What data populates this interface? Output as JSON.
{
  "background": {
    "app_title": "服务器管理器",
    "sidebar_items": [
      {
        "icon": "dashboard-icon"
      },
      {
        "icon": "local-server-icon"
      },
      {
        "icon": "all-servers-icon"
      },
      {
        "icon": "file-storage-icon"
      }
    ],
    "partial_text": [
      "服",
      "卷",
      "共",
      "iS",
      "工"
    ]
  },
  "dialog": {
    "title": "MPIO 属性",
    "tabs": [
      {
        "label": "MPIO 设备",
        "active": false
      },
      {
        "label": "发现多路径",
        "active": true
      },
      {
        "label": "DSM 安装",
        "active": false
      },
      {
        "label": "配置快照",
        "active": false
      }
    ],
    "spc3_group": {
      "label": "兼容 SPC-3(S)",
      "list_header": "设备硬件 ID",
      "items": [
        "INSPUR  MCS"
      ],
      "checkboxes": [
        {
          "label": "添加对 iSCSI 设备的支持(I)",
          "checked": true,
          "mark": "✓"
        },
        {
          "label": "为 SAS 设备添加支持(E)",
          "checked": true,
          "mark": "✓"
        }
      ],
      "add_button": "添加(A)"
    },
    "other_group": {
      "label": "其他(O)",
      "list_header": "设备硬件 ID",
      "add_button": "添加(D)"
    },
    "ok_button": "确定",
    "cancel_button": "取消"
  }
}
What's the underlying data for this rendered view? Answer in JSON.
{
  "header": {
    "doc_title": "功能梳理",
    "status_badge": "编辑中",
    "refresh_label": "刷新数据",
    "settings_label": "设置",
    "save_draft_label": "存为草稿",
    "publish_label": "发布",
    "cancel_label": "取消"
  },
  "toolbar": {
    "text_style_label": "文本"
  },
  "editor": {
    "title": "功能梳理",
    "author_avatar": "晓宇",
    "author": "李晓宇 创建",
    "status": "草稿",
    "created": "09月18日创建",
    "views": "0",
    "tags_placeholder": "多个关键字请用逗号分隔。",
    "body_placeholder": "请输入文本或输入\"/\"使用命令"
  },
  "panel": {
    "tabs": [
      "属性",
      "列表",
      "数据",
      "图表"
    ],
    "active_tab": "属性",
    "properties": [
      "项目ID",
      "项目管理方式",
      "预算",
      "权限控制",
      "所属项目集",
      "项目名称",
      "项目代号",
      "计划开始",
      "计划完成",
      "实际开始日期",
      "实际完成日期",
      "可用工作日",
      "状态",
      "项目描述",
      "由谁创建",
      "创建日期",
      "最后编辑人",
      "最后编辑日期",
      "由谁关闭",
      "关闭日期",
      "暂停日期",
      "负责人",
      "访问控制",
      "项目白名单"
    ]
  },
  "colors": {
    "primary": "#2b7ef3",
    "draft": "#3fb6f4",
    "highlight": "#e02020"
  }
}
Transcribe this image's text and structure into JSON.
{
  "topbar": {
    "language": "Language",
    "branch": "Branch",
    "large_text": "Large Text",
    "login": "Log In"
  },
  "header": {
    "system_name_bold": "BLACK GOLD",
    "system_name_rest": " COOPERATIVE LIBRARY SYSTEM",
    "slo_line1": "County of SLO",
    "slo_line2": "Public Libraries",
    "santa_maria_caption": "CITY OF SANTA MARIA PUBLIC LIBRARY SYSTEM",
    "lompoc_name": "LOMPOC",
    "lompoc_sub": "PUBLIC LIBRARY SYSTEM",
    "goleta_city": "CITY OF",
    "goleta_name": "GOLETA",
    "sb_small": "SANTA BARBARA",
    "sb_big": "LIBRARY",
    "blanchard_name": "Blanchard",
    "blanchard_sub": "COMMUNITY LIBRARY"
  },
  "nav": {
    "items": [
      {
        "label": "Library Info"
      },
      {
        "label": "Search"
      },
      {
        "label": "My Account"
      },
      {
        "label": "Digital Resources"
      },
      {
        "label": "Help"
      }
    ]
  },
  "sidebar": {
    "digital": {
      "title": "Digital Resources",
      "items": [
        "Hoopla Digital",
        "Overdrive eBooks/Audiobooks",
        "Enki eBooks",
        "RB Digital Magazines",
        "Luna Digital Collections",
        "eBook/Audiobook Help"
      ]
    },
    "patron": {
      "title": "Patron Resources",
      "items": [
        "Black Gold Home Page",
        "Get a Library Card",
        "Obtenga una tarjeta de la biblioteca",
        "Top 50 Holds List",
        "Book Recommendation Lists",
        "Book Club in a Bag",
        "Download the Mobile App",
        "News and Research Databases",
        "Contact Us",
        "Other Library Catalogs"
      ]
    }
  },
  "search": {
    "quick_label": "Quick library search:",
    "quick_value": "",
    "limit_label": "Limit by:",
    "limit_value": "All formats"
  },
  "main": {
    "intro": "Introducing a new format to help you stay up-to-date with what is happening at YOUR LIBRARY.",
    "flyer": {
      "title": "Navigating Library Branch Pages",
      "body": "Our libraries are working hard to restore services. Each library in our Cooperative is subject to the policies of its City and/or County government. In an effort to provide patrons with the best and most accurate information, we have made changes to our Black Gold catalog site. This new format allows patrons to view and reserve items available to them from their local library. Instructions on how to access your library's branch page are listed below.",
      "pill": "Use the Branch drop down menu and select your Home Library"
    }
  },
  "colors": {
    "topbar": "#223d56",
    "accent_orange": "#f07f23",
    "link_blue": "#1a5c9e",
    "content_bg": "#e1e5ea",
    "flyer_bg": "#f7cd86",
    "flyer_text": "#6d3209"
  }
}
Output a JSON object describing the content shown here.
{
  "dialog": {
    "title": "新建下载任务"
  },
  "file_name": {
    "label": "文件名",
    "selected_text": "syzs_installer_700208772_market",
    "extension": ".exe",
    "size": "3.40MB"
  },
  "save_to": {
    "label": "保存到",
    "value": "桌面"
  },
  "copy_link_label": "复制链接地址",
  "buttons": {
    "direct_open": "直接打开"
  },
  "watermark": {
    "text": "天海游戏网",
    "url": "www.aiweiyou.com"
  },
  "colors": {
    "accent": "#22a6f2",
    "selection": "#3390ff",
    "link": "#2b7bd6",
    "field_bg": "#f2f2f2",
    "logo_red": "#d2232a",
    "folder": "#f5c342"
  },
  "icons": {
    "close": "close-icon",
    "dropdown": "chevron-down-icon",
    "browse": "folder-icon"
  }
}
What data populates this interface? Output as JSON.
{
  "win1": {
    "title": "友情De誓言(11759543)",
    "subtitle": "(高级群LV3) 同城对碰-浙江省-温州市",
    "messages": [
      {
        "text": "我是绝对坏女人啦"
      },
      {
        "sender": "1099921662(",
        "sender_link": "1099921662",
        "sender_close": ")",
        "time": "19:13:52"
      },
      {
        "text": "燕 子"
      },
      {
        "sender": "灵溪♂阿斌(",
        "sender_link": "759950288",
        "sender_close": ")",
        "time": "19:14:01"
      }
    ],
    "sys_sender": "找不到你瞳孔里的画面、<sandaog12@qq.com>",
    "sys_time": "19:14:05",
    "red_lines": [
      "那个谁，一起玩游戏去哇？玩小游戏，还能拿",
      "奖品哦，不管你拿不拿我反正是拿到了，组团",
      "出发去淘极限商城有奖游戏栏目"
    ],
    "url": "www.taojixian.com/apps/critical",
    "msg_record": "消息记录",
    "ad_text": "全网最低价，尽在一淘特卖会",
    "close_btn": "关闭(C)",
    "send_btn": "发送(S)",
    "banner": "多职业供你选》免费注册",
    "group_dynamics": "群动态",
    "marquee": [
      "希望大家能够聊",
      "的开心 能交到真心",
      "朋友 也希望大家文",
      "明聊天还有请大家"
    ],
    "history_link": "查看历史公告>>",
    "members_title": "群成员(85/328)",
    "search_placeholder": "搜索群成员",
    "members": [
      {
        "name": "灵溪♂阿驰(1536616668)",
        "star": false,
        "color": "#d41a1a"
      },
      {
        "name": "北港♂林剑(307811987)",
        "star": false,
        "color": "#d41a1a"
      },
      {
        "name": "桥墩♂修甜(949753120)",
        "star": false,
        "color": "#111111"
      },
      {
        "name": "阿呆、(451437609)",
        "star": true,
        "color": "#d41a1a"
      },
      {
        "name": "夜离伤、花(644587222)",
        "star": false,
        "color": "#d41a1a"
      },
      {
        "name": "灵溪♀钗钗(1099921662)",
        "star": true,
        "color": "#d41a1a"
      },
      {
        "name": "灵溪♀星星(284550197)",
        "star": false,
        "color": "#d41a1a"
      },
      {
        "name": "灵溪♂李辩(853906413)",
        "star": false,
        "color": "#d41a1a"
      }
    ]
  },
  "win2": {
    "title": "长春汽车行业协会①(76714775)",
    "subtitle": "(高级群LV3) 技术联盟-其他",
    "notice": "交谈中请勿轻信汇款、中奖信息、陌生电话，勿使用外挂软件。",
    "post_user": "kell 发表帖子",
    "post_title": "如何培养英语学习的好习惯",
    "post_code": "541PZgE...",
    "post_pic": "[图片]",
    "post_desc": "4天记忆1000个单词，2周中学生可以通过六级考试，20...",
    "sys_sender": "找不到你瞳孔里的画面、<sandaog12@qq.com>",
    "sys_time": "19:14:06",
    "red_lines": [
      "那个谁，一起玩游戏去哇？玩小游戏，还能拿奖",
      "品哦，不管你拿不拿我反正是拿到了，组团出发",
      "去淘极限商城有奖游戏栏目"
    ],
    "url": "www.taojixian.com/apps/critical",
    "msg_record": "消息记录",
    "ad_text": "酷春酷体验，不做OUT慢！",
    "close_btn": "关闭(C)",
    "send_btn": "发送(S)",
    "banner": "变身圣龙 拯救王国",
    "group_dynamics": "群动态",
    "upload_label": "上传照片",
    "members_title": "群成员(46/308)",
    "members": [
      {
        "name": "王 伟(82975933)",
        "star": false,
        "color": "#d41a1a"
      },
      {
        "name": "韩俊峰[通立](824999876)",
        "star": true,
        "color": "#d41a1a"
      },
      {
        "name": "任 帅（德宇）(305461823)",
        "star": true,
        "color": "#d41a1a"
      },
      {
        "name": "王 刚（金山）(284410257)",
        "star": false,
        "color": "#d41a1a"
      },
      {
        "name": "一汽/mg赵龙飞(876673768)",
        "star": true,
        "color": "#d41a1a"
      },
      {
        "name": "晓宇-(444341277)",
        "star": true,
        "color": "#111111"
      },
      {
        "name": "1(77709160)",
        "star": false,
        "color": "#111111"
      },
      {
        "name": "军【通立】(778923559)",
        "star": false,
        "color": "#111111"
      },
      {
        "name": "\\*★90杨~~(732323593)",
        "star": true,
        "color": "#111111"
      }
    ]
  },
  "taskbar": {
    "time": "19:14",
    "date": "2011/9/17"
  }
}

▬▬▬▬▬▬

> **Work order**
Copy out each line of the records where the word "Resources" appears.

> **Exercise solution**
        "label": "Digital Resources"
      "title": "Digital Resources",
      "title": "Patron Resources",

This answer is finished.